FOUR: We’re in it for the right reasons.

Sadly, increasingly charged and public disputes between parents and schools have eroded family-school partnerships even in districts far from where the political turmoil is occurring. Mike Hammond, Principal of Oliver W. Winch Middle School in South Glens Falls, New York, wishes more families trusted that most educators are doing this for the right reasons. “I know that seems like an easy one, but as an administrator we take the fall for a lot,” says Mike, “I’ve dedicated my life to this. I’m going to treat every student and family with the upmost respect. We’re not brushing things under the rug. We all want the same things.”

Kenneth Nance, Principal of Buck Lodge Middle School in Adelphi, Maryland, says this makes the role of middle school principal one of the hardest jobs in education. Kenneth believes, “Parents often come in with fear, holding onto an elementary school mindset and illusion of control they think they have over their child during this time.” Unfortunately, one news story from a different district about something that happened in isolation can compound that fear for parents. Katie Johnson, Principal of Belmont Ridge Middle School in Leesburg, Virginia, hopes families tune out the noise and focus on being a part of their kid’s education. “Sometimes we are painted with a brush that we’re teaching kids the wrong things,” Katie says, “We want to create well-rounded kids that are critical thinkers and collaborative.”

For some middle school leaders, this parental anxiety didn’t hit home until they themselves parented young adolescents. “Sometimes you have to live it to understand it,” explains Mark Orszula, Principal of Lakeview Junior High School in Downers Grove, Illinois, who changes how he’s interacting with families as their children progress through the school. “As kids are maturing through this time, the parents are as well.”

While every day is different and full of unique challenges, the middle school leaders we spoke to wouldn’t trade it for the world. “I feel like being a middle school principal is a walk in the park,” said Todd Brist, “It’s just whether on any given day if it’s an amusement park or Jurassic Park.”

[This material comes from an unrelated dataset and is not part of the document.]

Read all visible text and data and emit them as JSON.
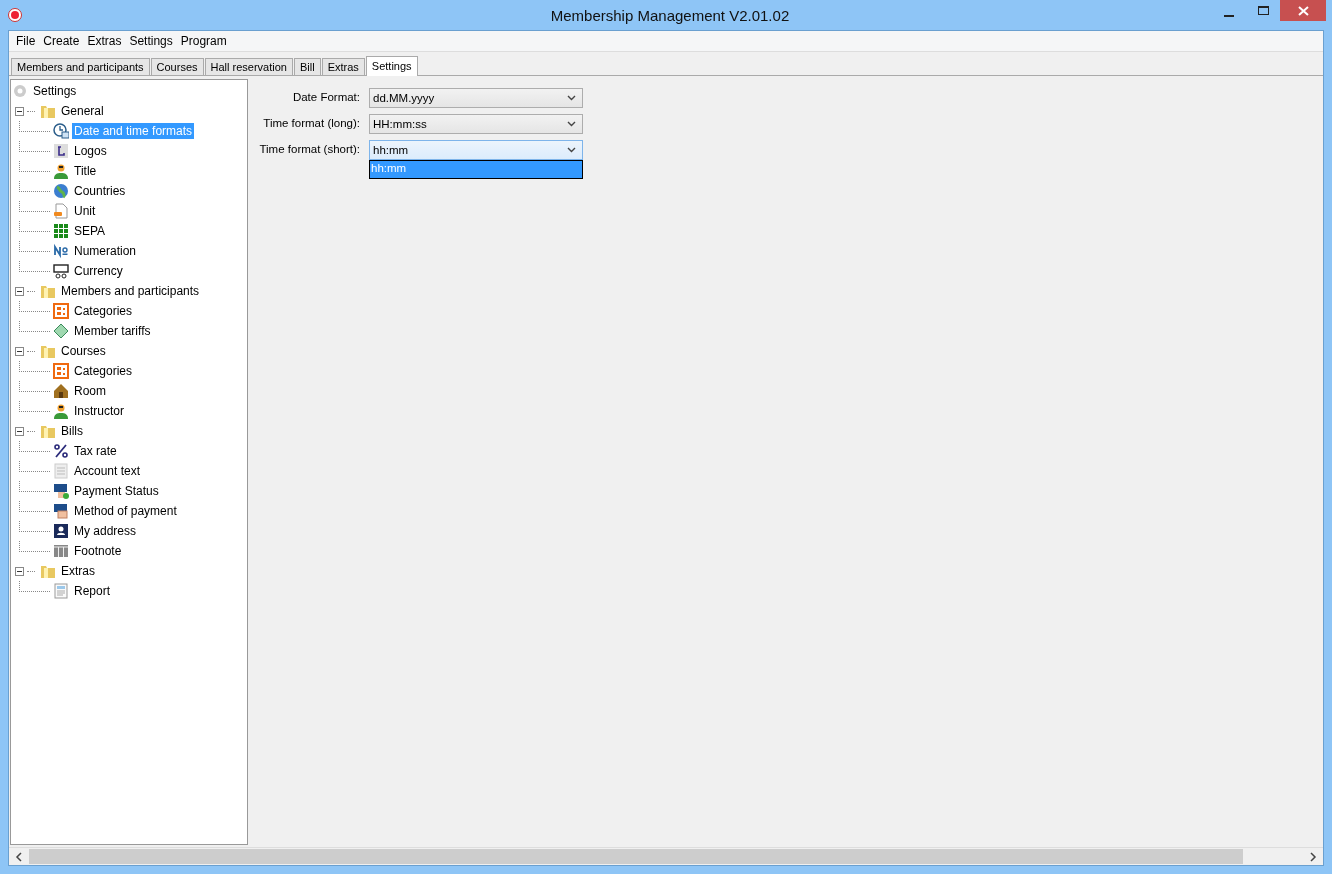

The month of March is recognized as Middle Level Education Month #MLEM, a time to celebrate the wonderful things that happen each and every day in middle level education. Join us as a champion for young adolescent students.